China stocks end higher as Beijing pledges to open financial sector further

SHANGHAI, April 11 (Reuters) - China stocks ended higher on Wednesday as the market welcomed Beijing's pledge to further open the country's financial sector to foreign investors, and as worries about a trade war with the United States showed signs of easing.

The blue-chip CSI300 index rose 0.3 percent, to 3,938.34 points, while the Shanghai Composite Index gained 0.6 percent to 3,208.08.

Gains were led by banking and real estate firms.

China laid out a clearer timetable on Wednesday for opening its financial sector to more foreign investment by the end of 2018, as Beijing looks to fend off growing criticism from the United States and others that it unfairly limits competition.

That came a day after Chinese President Xi Jinping pledged to open the economy further to foreign investors and cut import tariffs on products including cars, helping cool fears over an escalating trade dispute with the United States.

Global rating agencies Moody's Investors Service and Fitch Ratings said on Wednesday that proposed U.S. tariffs will have limited direct impact on China's economy and a negotiated solution is most likely.

China's securities regulator announced earlier that it would quadruple daily quotas for stock connect schemes linking mainland and Hong Kong markets, but many saw limited impact as the move was widely expected ahead of the imminent MSCI inclusion.

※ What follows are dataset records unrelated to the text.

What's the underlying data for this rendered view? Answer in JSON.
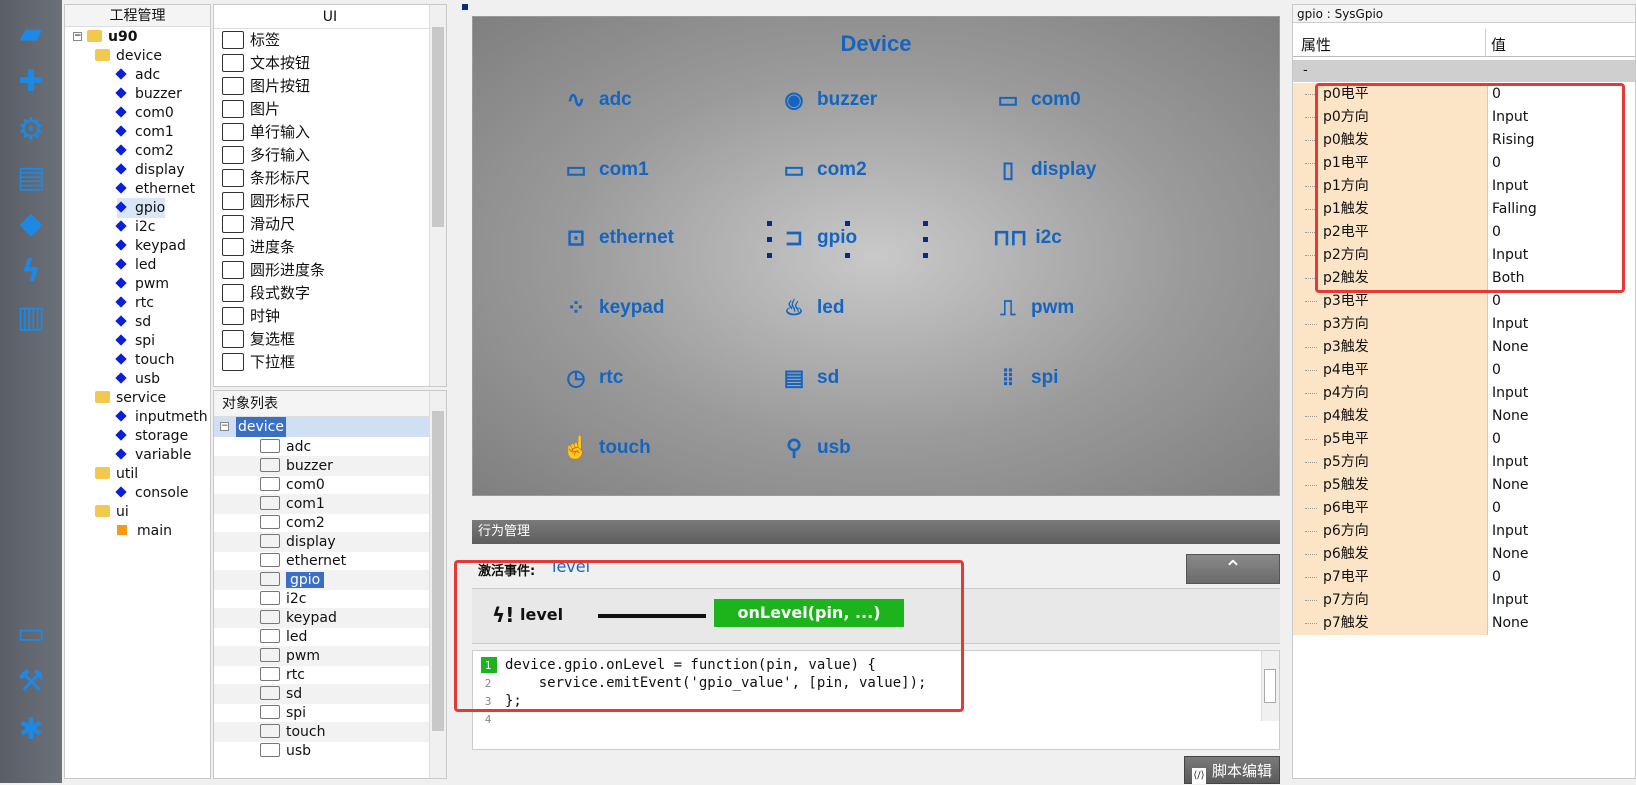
{
  "toolbar": {
    "icons": [
      "folder-open-icon",
      "add-icon",
      "settings-icon",
      "document-icon",
      "gem-icon",
      "lightning-icon",
      "book-icon",
      "monitor-icon",
      "hammer-icon",
      "bug-icon"
    ]
  },
  "project": {
    "title": "工程管理",
    "root": "u90",
    "device_folder": "device",
    "device_items": [
      "adc",
      "buzzer",
      "com0",
      "com1",
      "com2",
      "display",
      "ethernet",
      "gpio",
      "i2c",
      "keypad",
      "led",
      "pwm",
      "rtc",
      "sd",
      "spi",
      "touch",
      "usb"
    ],
    "service_folder": "service",
    "service_items": [
      "inputmeth",
      "storage",
      "variable"
    ],
    "util_folder": "util",
    "util_items": [
      "console"
    ],
    "ui_folder": "ui",
    "ui_items": [
      "main"
    ]
  },
  "ui_panel": {
    "title": "UI",
    "items": [
      "标签",
      "文本按钮",
      "图片按钮",
      "图片",
      "单行输入",
      "多行输入",
      "条形标尺",
      "圆形标尺",
      "滑动尺",
      "进度条",
      "圆形进度条",
      "段式数字",
      "时钟",
      "复选框",
      "下拉框"
    ]
  },
  "object_list": {
    "title": "对象列表",
    "root": "device",
    "items": [
      "adc",
      "buzzer",
      "com0",
      "com1",
      "com2",
      "display",
      "ethernet",
      "gpio",
      "i2c",
      "keypad",
      "led",
      "pwm",
      "rtc",
      "sd",
      "spi",
      "touch",
      "usb"
    ],
    "selected": "gpio"
  },
  "canvas": {
    "title": "Device",
    "devices": [
      {
        "label": "adc",
        "glyph": "∿"
      },
      {
        "label": "buzzer",
        "glyph": "◉"
      },
      {
        "label": "com0",
        "glyph": "▭"
      },
      {
        "label": "com1",
        "glyph": "▭"
      },
      {
        "label": "com2",
        "glyph": "▭"
      },
      {
        "label": "display",
        "glyph": "▯"
      },
      {
        "label": "ethernet",
        "glyph": "⊡"
      },
      {
        "label": "gpio",
        "glyph": "⊐"
      },
      {
        "label": "i2c",
        "glyph": "⊓⊓"
      },
      {
        "label": "keypad",
        "glyph": "⁘"
      },
      {
        "label": "led",
        "glyph": "♨"
      },
      {
        "label": "pwm",
        "glyph": "⎍"
      },
      {
        "label": "rtc",
        "glyph": "◷"
      },
      {
        "label": "sd",
        "glyph": "▤"
      },
      {
        "label": "spi",
        "glyph": "⦙⦙"
      },
      {
        "label": "touch",
        "glyph": "☝"
      },
      {
        "label": "usb",
        "glyph": "⚲"
      }
    ]
  },
  "behavior": {
    "title": "行为管理",
    "event_label": "激活事件:",
    "event_value": "level",
    "collapse_icon": "double-chevron-up-icon",
    "event_name": "level",
    "handler": "onLevel(pin, ...)",
    "code_lines": [
      {
        "n": "1",
        "text": "device.gpio.onLevel = function(pin, value) {"
      },
      {
        "n": "2",
        "text": "    service.emitEvent('gpio_value', [pin, value]);"
      },
      {
        "n": "3",
        "text": "};"
      },
      {
        "n": "4",
        "text": ""
      }
    ],
    "script_button": "脚本编辑",
    "colors": {
      "handler_bg": "#1db31d",
      "highlight": "#e53935",
      "keyword": "#b8860b",
      "string": "#0d8a2d"
    }
  },
  "properties": {
    "title": "gpio : SysGpio",
    "col_name": "属性",
    "col_value": "值",
    "group": "-",
    "rows": [
      {
        "name": "p0电平",
        "value": "0"
      },
      {
        "name": "p0方向",
        "value": "Input"
      },
      {
        "name": "p0触发",
        "value": "Rising"
      },
      {
        "name": "p1电平",
        "value": "0"
      },
      {
        "name": "p1方向",
        "value": "Input"
      },
      {
        "name": "p1触发",
        "value": "Falling"
      },
      {
        "name": "p2电平",
        "value": "0"
      },
      {
        "name": "p2方向",
        "value": "Input"
      },
      {
        "name": "p2触发",
        "value": "Both"
      },
      {
        "name": "p3电平",
        "value": "0"
      },
      {
        "name": "p3方向",
        "value": "Input"
      },
      {
        "name": "p3触发",
        "value": "None"
      },
      {
        "name": "p4电平",
        "value": "0"
      },
      {
        "name": "p4方向",
        "value": "Input"
      },
      {
        "name": "p4触发",
        "value": "None"
      },
      {
        "name": "p5电平",
        "value": "0"
      },
      {
        "name": "p5方向",
        "value": "Input"
      },
      {
        "name": "p5触发",
        "value": "None"
      },
      {
        "name": "p6电平",
        "value": "0"
      },
      {
        "name": "p6方向",
        "value": "Input"
      },
      {
        "name": "p6触发",
        "value": "None"
      },
      {
        "name": "p7电平",
        "value": "0"
      },
      {
        "name": "p7方向",
        "value": "Input"
      },
      {
        "name": "p7触发",
        "value": "None"
      }
    ]
  }
}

Market reaction also appeared to be muted to data showing China's producer price inflation continued to cool in March, suggesting weaker earnings growth for some firms such as miners and raw materials producers but less margin pressure on companies in the middle of supply chains.

"Todays softer-than-expected inflation data are consistent with our view that cooling price pressures will open the door to further monetary easing in the coming quarters," Capital Economics wrote in a note. (Reporting by Shanghai Newsroom; Editing by Kim Coghill)